EXERCISE DETAILS: Would you write out the entries below, every one of them, exactly?

RECORDS PROVIDED:
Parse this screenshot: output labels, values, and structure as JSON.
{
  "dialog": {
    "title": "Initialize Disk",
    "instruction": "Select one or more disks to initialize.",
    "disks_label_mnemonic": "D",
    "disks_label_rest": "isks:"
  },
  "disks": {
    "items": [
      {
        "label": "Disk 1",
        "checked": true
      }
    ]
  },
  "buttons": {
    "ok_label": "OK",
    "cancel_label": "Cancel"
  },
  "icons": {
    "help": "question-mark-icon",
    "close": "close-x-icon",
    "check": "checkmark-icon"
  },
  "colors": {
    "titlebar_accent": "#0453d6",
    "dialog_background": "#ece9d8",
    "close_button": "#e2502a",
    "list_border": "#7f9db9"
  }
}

TASK RESPONSE:
Parse this screenshot: output labels, values, and structure as JSON.
{
  "dialog": {
    "title": "Initialize Disk",
    "instruction": "Select one or more disks to initialize.",
    "disks_label_mnemonic": "D",
    "disks_label_rest": "isks:"
  },
  "disks": {
    "items": [
      {
        "label": "Disk 1",
        "checked": true
      }
    ]
  },
  "buttons": {
    "ok_label": "OK",
    "cancel_label": "Cancel"
  },
  "icons": {
    "help": "question-mark-icon",
    "close": "close-x-icon",
    "check": "checkmark-icon"
  },
  "colors": {
    "titlebar_accent": "#0453d6",
    "dialog_background": "#ece9d8",
    "close_button": "#e2502a",
    "list_border": "#7f9db9"
  }
}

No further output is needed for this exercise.